To do:
When you write out the records, keep every word exact and drop the pictures.
--- Material for this task Enclosed Below ---
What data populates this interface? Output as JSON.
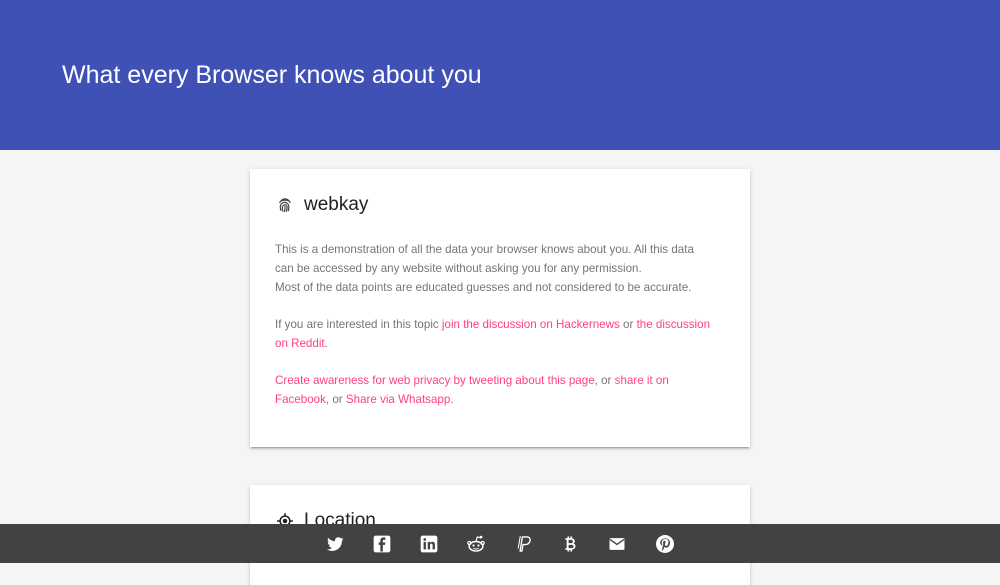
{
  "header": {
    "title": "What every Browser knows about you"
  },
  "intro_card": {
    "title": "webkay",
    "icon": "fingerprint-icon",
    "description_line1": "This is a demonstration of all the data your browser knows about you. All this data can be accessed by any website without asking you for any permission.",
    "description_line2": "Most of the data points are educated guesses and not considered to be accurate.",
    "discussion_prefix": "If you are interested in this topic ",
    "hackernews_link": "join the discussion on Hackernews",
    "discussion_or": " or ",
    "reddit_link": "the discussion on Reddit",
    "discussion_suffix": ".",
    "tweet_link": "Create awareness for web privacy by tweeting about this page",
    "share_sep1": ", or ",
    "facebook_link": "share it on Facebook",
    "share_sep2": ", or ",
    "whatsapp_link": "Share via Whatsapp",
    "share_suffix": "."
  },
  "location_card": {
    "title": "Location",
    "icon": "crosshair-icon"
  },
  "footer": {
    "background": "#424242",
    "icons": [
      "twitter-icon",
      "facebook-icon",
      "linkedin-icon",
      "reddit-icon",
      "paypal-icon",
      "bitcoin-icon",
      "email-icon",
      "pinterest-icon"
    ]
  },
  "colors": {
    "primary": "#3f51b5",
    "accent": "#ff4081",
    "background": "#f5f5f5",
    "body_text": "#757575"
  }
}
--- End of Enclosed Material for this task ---
Written solution:
What data populates this interface? Output as JSON.
{
  "header": {
    "title": "What every Browser knows about you"
  },
  "intro_card": {
    "title": "webkay",
    "icon": "fingerprint-icon",
    "description_line1": "This is a demonstration of all the data your browser knows about you. All this data can be accessed by any website without asking you for any permission.",
    "description_line2": "Most of the data points are educated guesses and not considered to be accurate.",
    "discussion_prefix": "If you are interested in this topic ",
    "hackernews_link": "join the discussion on Hackernews",
    "discussion_or": " or ",
    "reddit_link": "the discussion on Reddit",
    "discussion_suffix": ".",
    "tweet_link": "Create awareness for web privacy by tweeting about this page",
    "share_sep1": ", or ",
    "facebook_link": "share it on Facebook",
    "share_sep2": ", or ",
    "whatsapp_link": "Share via Whatsapp",
    "share_suffix": "."
  },
  "location_card": {
    "title": "Location",
    "icon": "crosshair-icon"
  },
  "footer": {
    "background": "#424242",
    "icons": [
      "twitter-icon",
      "facebook-icon",
      "linkedin-icon",
      "reddit-icon",
      "paypal-icon",
      "bitcoin-icon",
      "email-icon",
      "pinterest-icon"
    ]
  },
  "colors": {
    "primary": "#3f51b5",
    "accent": "#ff4081",
    "background": "#f5f5f5",
    "body_text": "#757575"
  }
}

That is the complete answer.